What are the merits and demerits of Secondary sources of Data?
Secondary data are those which are collected from published or unpublished sources. Such data are also known as the second hand data.
Moreover, secondary data are use in the shape of finished products since they have been treated statistically in some form the other. Data published by CSO, Economic Surveys, RBI Bulletins are the secondary data. In the words of Wessel, “Data collected by other persons are cal secondary data.”
Some examples are quoted to make a clear analysis of secondary data:
(a) Suppose we study the level of birth rate in Orissa between 1999-2000.
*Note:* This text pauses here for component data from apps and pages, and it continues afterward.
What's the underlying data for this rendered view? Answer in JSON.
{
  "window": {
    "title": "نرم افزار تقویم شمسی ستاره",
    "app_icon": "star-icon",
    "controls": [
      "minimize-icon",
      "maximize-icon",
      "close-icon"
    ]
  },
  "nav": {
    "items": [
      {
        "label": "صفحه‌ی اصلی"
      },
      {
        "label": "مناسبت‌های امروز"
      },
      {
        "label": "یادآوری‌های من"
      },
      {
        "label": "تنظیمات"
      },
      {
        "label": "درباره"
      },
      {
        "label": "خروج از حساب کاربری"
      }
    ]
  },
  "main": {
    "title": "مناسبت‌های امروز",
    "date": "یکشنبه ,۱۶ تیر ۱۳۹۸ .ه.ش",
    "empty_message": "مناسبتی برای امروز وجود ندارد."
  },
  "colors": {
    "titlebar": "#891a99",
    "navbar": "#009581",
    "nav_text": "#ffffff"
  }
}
For this data cannot be originally collected. We can obtain the required data from different issues of Population Census published by the Govt.
(b) Suppose we study World Bank assistance to poor Countries. For this we get the data from different annual reports of World Bank which is termed as secondary data.
(i) Use of secondary data is very convenient.
(ii) It saves time and finance.
(iii) In some enquiries primary data cannot be collected.
(iv) Reliable secondary data are generally available for many investigations.
(i) It is very difficult to find sufficiently accurate secondary data.
(ii) It is very difficult to find secondary data which exactly fulfils the need of present investigation.
(iii) Extra caution is required to use secondary data.
(iv) These are not available for all types of enquiries.